In some cases, we can attack the charges on the basis of flawed testimony or credibility of an alleged co-conspirator or undercover agent. Sometimes, we can even give the government a choice between dropping the charges and revealing the names of confidential informants against you.

Other issues may be raised to challenge the government’s cases, including:

  • Improper or illegal search and seizure
  • Chain of custody issues with the drugs alleged to have been in your possession
  • Mistaken identity, due to faulty accusations, a flawed lineup, or another improper procedure or error
  • Racial, ethnic, socio-economic or other bias against you (profiling)
  • Inability of prosecutors to establish possession, or intent to sell or distribute the drugs in question

Any of the above may result in drugs, cash, paraphernalia, testimony, etc., being excluded from evidence and the charges stemming from disqualified evidence being dropped or substantially reduced.

If it is necessary or it serves your interests best, we will be prepared to go to trial and demonstrate to the judge and jury that justice demands a not-guilty verdict in your case.

Federal drug charges are serious and often complex, but the federal government must be able to prove its case. It is important that you understand what you’re up against—good or bad.

Call or fill out our online form today to talk to one of our experienced federal drug crimes attorneys about your case. We can meet in any of our nine offices in New Jersey to outline the legal options available, and the best steps to take to protect yourself.

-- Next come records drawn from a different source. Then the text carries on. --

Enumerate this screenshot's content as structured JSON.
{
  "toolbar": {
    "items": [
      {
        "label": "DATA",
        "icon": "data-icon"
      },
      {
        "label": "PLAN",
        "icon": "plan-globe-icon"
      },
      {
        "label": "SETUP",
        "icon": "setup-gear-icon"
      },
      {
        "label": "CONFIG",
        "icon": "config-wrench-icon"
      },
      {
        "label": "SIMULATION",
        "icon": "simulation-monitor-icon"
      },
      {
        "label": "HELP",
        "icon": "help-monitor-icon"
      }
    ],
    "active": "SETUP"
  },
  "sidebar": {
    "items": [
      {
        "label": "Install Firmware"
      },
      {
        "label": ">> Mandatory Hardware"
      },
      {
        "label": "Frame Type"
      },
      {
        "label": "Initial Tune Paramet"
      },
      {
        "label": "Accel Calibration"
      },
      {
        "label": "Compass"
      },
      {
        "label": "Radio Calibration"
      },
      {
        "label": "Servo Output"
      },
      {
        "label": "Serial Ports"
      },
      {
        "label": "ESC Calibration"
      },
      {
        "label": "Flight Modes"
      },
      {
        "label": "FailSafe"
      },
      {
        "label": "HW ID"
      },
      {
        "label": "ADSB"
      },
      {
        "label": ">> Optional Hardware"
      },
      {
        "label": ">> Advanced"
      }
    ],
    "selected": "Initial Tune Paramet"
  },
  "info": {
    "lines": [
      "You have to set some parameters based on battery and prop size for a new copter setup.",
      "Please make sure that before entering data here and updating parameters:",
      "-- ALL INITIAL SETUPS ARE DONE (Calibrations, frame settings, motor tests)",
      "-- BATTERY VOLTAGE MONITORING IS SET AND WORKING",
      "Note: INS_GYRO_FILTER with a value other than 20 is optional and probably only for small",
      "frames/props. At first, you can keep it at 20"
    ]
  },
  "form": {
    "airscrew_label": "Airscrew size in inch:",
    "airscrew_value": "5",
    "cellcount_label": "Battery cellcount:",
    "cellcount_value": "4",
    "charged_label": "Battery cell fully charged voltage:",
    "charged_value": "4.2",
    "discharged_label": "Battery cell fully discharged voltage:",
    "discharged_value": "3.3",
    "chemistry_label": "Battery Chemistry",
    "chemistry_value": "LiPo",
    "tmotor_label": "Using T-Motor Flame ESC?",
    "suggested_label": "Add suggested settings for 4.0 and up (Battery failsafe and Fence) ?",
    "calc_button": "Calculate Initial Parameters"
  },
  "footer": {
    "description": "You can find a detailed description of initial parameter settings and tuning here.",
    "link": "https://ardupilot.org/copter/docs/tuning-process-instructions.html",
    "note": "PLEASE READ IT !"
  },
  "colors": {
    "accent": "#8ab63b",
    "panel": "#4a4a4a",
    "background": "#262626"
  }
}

Once engaged as your legal representatives, we can secure your release if you are being held, and begin an independent investigation into the case and negotiations with prosecutors about reducing or dismissing charges.

Contact Our Federal Drug Crimes Defense Attorneys Today

Do not wait to begin developing a strong legal response to federal drug crime charges. Federal prosecutors typically do not move forward without strong evidence, and mandatory federal penalties are severe. Schedule a free consultation with our respected New Jersey federal drug crime lawyers now.